-- Source data follows --

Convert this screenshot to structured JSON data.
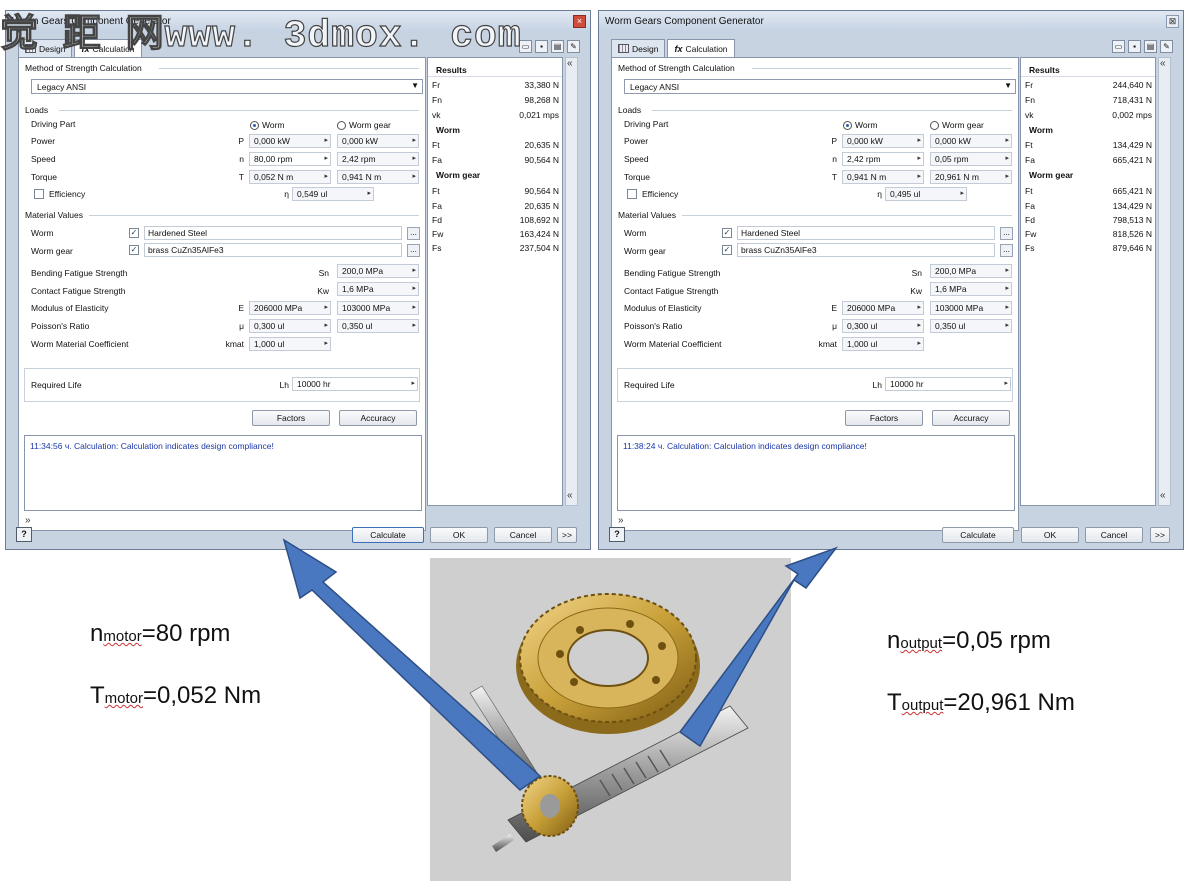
{
  "watermark": "觉 距 网www. 3dmox. com",
  "windows": [
    {
      "id": "w1",
      "title": "Worm Gears Component Generator",
      "close_glyph": "×",
      "tabs": [
        "Design",
        "Calculation"
      ],
      "method_label": "Method of Strength Calculation",
      "method_value": "Legacy ANSI",
      "loads_label": "Loads",
      "driving_part": "Driving Part",
      "radio_worm": "Worm",
      "radio_wormgear": "Worm gear",
      "rows": [
        {
          "label": "Power",
          "sym": "P",
          "a": "0,000 kW",
          "b": "0,000 kW"
        },
        {
          "label": "Speed",
          "sym": "n",
          "a": "80,00 rpm",
          "b": "2,42 rpm"
        },
        {
          "label": "Torque",
          "sym": "T",
          "a": "0,052 N m",
          "b": "0,941 N m"
        }
      ],
      "efficiency_label": "Efficiency",
      "eta": "η",
      "efficiency_value": "0,549 ul",
      "material_label": "Material Values",
      "mat_worm_label": "Worm",
      "mat_worm_value": "Hardened Steel",
      "mat_gear_label": "Worm gear",
      "mat_gear_value": "brass CuZn35AlFe3",
      "props": [
        {
          "label": "Bending Fatigue Strength",
          "sym": "Sn",
          "a": "",
          "b": "200,0 MPa"
        },
        {
          "label": "Contact Fatigue Strength",
          "sym": "Kw",
          "a": "",
          "b": "1,6 MPa"
        },
        {
          "label": "Modulus of Elasticity",
          "sym": "E",
          "a": "206000 MPa",
          "b": "103000 MPa"
        },
        {
          "label": "Poisson's Ratio",
          "sym": "μ",
          "a": "0,300 ul",
          "b": "0,350 ul"
        },
        {
          "label": "Worm Material Coefficient",
          "sym": "kmat",
          "a": "1,000 ul",
          "b": ""
        }
      ],
      "life_label": "Required Life",
      "life_sym": "Lh",
      "life_value": "10000 hr",
      "factors_btn": "Factors",
      "accuracy_btn": "Accuracy",
      "log": "11:34:56 ч. Calculation: Calculation indicates design compliance!",
      "calculate_btn": "Calculate",
      "ok_btn": "OK",
      "cancel_btn": "Cancel",
      "more_btn": ">>",
      "results_title": "Results",
      "results_top": [
        {
          "k": "Fr",
          "v": "33,380 N"
        },
        {
          "k": "Fn",
          "v": "98,268 N"
        },
        {
          "k": "vk",
          "v": "0,021 mps"
        }
      ],
      "worm_title": "Worm",
      "worm_results": [
        {
          "k": "Ft",
          "v": "20,635 N"
        },
        {
          "k": "Fa",
          "v": "90,564 N"
        }
      ],
      "gear_title": "Worm gear",
      "gear_results": [
        {
          "k": "Ft",
          "v": "90,564 N"
        },
        {
          "k": "Fa",
          "v": "20,635 N"
        },
        {
          "k": "Fd",
          "v": "108,692 N"
        },
        {
          "k": "Fw",
          "v": "163,424 N"
        },
        {
          "k": "Fs",
          "v": "237,504 N"
        }
      ]
    },
    {
      "id": "w2",
      "title": "Worm Gears Component Generator",
      "close_glyph": "⊠",
      "tabs": [
        "Design",
        "Calculation"
      ],
      "method_label": "Method of Strength Calculation",
      "method_value": "Legacy ANSI",
      "loads_label": "Loads",
      "driving_part": "Driving Part",
      "radio_worm": "Worm",
      "radio_wormgear": "Worm gear",
      "rows": [
        {
          "label": "Power",
          "sym": "P",
          "a": "0,000 kW",
          "b": "0,000 kW"
        },
        {
          "label": "Speed",
          "sym": "n",
          "a": "2,42 rpm",
          "b": "0,05 rpm"
        },
        {
          "label": "Torque",
          "sym": "T",
          "a": "0,941 N m",
          "b": "20,961 N m"
        }
      ],
      "efficiency_label": "Efficiency",
      "eta": "η",
      "efficiency_value": "0,495 ul",
      "material_label": "Material Values",
      "mat_worm_label": "Worm",
      "mat_worm_value": "Hardened Steel",
      "mat_gear_label": "Worm gear",
      "mat_gear_value": "brass CuZn35AlFe3",
      "props": [
        {
          "label": "Bending Fatigue Strength",
          "sym": "Sn",
          "a": "",
          "b": "200,0 MPa"
        },
        {
          "label": "Contact Fatigue Strength",
          "sym": "Kw",
          "a": "",
          "b": "1,6 MPa"
        },
        {
          "label": "Modulus of Elasticity",
          "sym": "E",
          "a": "206000 MPa",
          "b": "103000 MPa"
        },
        {
          "label": "Poisson's Ratio",
          "sym": "μ",
          "a": "0,300 ul",
          "b": "0,350 ul"
        },
        {
          "label": "Worm Material Coefficient",
          "sym": "kmat",
          "a": "1,000 ul",
          "b": ""
        }
      ],
      "life_label": "Required Life",
      "life_sym": "Lh",
      "life_value": "10000 hr",
      "factors_btn": "Factors",
      "accuracy_btn": "Accuracy",
      "log": "11:38:24 ч. Calculation: Calculation indicates design compliance!",
      "calculate_btn": "Calculate",
      "ok_btn": "OK",
      "cancel_btn": "Cancel",
      "more_btn": ">>",
      "results_title": "Results",
      "results_top": [
        {
          "k": "Fr",
          "v": "244,640 N"
        },
        {
          "k": "Fn",
          "v": "718,431 N"
        },
        {
          "k": "vk",
          "v": "0,002 mps"
        }
      ],
      "worm_title": "Worm",
      "worm_results": [
        {
          "k": "Ft",
          "v": "134,429 N"
        },
        {
          "k": "Fa",
          "v": "665,421 N"
        }
      ],
      "gear_title": "Worm gear",
      "gear_results": [
        {
          "k": "Ft",
          "v": "665,421 N"
        },
        {
          "k": "Fa",
          "v": "134,429 N"
        },
        {
          "k": "Fd",
          "v": "798,513 N"
        },
        {
          "k": "Fw",
          "v": "818,526 N"
        },
        {
          "k": "Fs",
          "v": "879,646 N"
        }
      ]
    }
  ],
  "annotations": {
    "n_motor_n": "n",
    "n_motor_sub": "motor",
    "n_motor_val": "=80 rpm",
    "t_motor_t": "T",
    "t_motor_sub": "motor",
    "t_motor_val": "=0,052 Nm",
    "n_out_n": "n",
    "n_out_sub": "output",
    "n_out_val": "=0,05 rpm",
    "t_out_t": "T",
    "t_out_sub": "output",
    "t_out_val": "=20,961 Nm"
  },
  "colors": {
    "arrow": "#4a78c0",
    "gear": "#c9a13a",
    "log_text": "#1b37a8"
  }
}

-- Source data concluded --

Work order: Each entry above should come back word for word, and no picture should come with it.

The completed task:
Convert this screenshot to structured JSON data.
{
  "watermark": "觉 距 网www. 3dmox. com",
  "windows": [
    {
      "id": "w1",
      "title": "Worm Gears Component Generator",
      "close_glyph": "×",
      "tabs": [
        "Design",
        "Calculation"
      ],
      "method_label": "Method of Strength Calculation",
      "method_value": "Legacy ANSI",
      "loads_label": "Loads",
      "driving_part": "Driving Part",
      "radio_worm": "Worm",
      "radio_wormgear": "Worm gear",
      "rows": [
        {
          "label": "Power",
          "sym": "P",
          "a": "0,000 kW",
          "b": "0,000 kW"
        },
        {
          "label": "Speed",
          "sym": "n",
          "a": "80,00 rpm",
          "b": "2,42 rpm"
        },
        {
          "label": "Torque",
          "sym": "T",
          "a": "0,052 N m",
          "b": "0,941 N m"
        }
      ],
      "efficiency_label": "Efficiency",
      "eta": "η",
      "efficiency_value": "0,549 ul",
      "material_label": "Material Values",
      "mat_worm_label": "Worm",
      "mat_worm_value": "Hardened Steel",
      "mat_gear_label": "Worm gear",
      "mat_gear_value": "brass CuZn35AlFe3",
      "props": [
        {
          "label": "Bending Fatigue Strength",
          "sym": "Sn",
          "a": "",
          "b": "200,0 MPa"
        },
        {
          "label": "Contact Fatigue Strength",
          "sym": "Kw",
          "a": "",
          "b": "1,6 MPa"
        },
        {
          "label": "Modulus of Elasticity",
          "sym": "E",
          "a": "206000 MPa",
          "b": "103000 MPa"
        },
        {
          "label": "Poisson's Ratio",
          "sym": "μ",
          "a": "0,300 ul",
          "b": "0,350 ul"
        },
        {
          "label": "Worm Material Coefficient",
          "sym": "kmat",
          "a": "1,000 ul",
          "b": ""
        }
      ],
      "life_label": "Required Life",
      "life_sym": "Lh",
      "life_value": "10000 hr",
      "factors_btn": "Factors",
      "accuracy_btn": "Accuracy",
      "log": "11:34:56 ч. Calculation: Calculation indicates design compliance!",
      "calculate_btn": "Calculate",
      "ok_btn": "OK",
      "cancel_btn": "Cancel",
      "more_btn": ">>",
      "results_title": "Results",
      "results_top": [
        {
          "k": "Fr",
          "v": "33,380 N"
        },
        {
          "k": "Fn",
          "v": "98,268 N"
        },
        {
          "k": "vk",
          "v": "0,021 mps"
        }
      ],
      "worm_title": "Worm",
      "worm_results": [
        {
          "k": "Ft",
          "v": "20,635 N"
        },
        {
          "k": "Fa",
          "v": "90,564 N"
        }
      ],
      "gear_title": "Worm gear",
      "gear_results": [
        {
          "k": "Ft",
          "v": "90,564 N"
        },
        {
          "k": "Fa",
          "v": "20,635 N"
        },
        {
          "k": "Fd",
          "v": "108,692 N"
        },
        {
          "k": "Fw",
          "v": "163,424 N"
        },
        {
          "k": "Fs",
          "v": "237,504 N"
        }
      ]
    },
    {
      "id": "w2",
      "title": "Worm Gears Component Generator",
      "close_glyph": "⊠",
      "tabs": [
        "Design",
        "Calculation"
      ],
      "method_label": "Method of Strength Calculation",
      "method_value": "Legacy ANSI",
      "loads_label": "Loads",
      "driving_part": "Driving Part",
      "radio_worm": "Worm",
      "radio_wormgear": "Worm gear",
      "rows": [
        {
          "label": "Power",
          "sym": "P",
          "a": "0,000 kW",
          "b": "0,000 kW"
        },
        {
          "label": "Speed",
          "sym": "n",
          "a": "2,42 rpm",
          "b": "0,05 rpm"
        },
        {
          "label": "Torque",
          "sym": "T",
          "a": "0,941 N m",
          "b": "20,961 N m"
        }
      ],
      "efficiency_label": "Efficiency",
      "eta": "η",
      "efficiency_value": "0,495 ul",
      "material_label": "Material Values",
      "mat_worm_label": "Worm",
      "mat_worm_value": "Hardened Steel",
      "mat_gear_label": "Worm gear",
      "mat_gear_value": "brass CuZn35AlFe3",
      "props": [
        {
          "label": "Bending Fatigue Strength",
          "sym": "Sn",
          "a": "",
          "b": "200,0 MPa"
        },
        {
          "label": "Contact Fatigue Strength",
          "sym": "Kw",
          "a": "",
          "b": "1,6 MPa"
        },
        {
          "label": "Modulus of Elasticity",
          "sym": "E",
          "a": "206000 MPa",
          "b": "103000 MPa"
        },
        {
          "label": "Poisson's Ratio",
          "sym": "μ",
          "a": "0,300 ul",
          "b": "0,350 ul"
        },
        {
          "label": "Worm Material Coefficient",
          "sym": "kmat",
          "a": "1,000 ul",
          "b": ""
        }
      ],
      "life_label": "Required Life",
      "life_sym": "Lh",
      "life_value": "10000 hr",
      "factors_btn": "Factors",
      "accuracy_btn": "Accuracy",
      "log": "11:38:24 ч. Calculation: Calculation indicates design compliance!",
      "calculate_btn": "Calculate",
      "ok_btn": "OK",
      "cancel_btn": "Cancel",
      "more_btn": ">>",
      "results_title": "Results",
      "results_top": [
        {
          "k": "Fr",
          "v": "244,640 N"
        },
        {
          "k": "Fn",
          "v": "718,431 N"
        },
        {
          "k": "vk",
          "v": "0,002 mps"
        }
      ],
      "worm_title": "Worm",
      "worm_results": [
        {
          "k": "Ft",
          "v": "134,429 N"
        },
        {
          "k": "Fa",
          "v": "665,421 N"
        }
      ],
      "gear_title": "Worm gear",
      "gear_results": [
        {
          "k": "Ft",
          "v": "665,421 N"
        },
        {
          "k": "Fa",
          "v": "134,429 N"
        },
        {
          "k": "Fd",
          "v": "798,513 N"
        },
        {
          "k": "Fw",
          "v": "818,526 N"
        },
        {
          "k": "Fs",
          "v": "879,646 N"
        }
      ]
    }
  ],
  "annotations": {
    "n_motor_n": "n",
    "n_motor_sub": "motor",
    "n_motor_val": "=80 rpm",
    "t_motor_t": "T",
    "t_motor_sub": "motor",
    "t_motor_val": "=0,052 Nm",
    "n_out_n": "n",
    "n_out_sub": "output",
    "n_out_val": "=0,05 rpm",
    "t_out_t": "T",
    "t_out_sub": "output",
    "t_out_val": "=20,961 Nm"
  },
  "colors": {
    "arrow": "#4a78c0",
    "gear": "#c9a13a",
    "log_text": "#1b37a8"
  }
}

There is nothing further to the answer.